Tech's new Bachelor of Science degree program will be implemented this fall.
According to the National Nanotechnology Initiative -- a federal coordinator of multi-agency efforts in nanoscale science, engineering and technology -- about 20,000 researchers are at work in nanotechnology today, and 2 million workers will be needed within 15 years to support nanotechnology industries worldwide.
"There's definitely a national need that we are responding to," said Dr. Stan Napper, dean of Tech's College of Engineering and Science.
He added that external resources are available to help fund nanotechnology programs, and NNI numbers bear him out.
Federal funding for nanotechnology research and development has increased from $116 million in 1997 to $961 million in 2004, according to the NNI, which also estimates that worldwide, government funding topped $2 billion in 2002.
"Government, and even more so industry, is funding the development of these applications," Napper said. "The funding is evidence of the capability and interest. As there is an increase in both the application of nanotechnology and of funding, there's a need for trained scientists and engineers."
Napper described nanosystems engineering as the application of basic chemistry and physics to analysis and design of devices and systems with nanoscale (one-billionth of a meter) features.
He said products already featuring nanoscale properties include cosmetics and stain-free clothing. In the near future, he said, expect advanced drug-delivery systems, medical diagnostic tools, and solar cells in roofing tiles and siding.

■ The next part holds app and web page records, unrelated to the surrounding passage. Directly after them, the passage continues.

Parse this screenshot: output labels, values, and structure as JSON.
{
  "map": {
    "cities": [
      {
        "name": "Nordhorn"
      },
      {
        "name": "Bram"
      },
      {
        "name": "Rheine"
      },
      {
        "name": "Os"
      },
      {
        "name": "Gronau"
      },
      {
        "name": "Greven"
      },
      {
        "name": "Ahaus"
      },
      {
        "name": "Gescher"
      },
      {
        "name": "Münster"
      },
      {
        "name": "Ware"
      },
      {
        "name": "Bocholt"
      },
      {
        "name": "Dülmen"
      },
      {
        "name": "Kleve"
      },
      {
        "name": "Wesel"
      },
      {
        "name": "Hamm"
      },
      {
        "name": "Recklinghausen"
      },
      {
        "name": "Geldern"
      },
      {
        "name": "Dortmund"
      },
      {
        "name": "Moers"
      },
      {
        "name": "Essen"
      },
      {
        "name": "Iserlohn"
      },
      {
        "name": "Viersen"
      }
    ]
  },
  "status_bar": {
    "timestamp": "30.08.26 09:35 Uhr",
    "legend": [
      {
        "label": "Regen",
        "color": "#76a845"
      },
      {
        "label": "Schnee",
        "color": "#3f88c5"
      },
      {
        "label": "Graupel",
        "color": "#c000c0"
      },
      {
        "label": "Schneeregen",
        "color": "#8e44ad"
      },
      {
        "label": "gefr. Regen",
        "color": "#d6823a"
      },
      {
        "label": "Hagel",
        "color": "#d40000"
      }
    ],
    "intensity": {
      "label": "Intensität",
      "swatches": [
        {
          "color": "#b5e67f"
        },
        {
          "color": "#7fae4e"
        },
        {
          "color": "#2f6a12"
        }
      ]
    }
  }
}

"Nanosystems are going to be useful in a wide variety of industries, not just so-called nanotechnology
Contact: Darlene Bush Tucker
Louisiana Tech University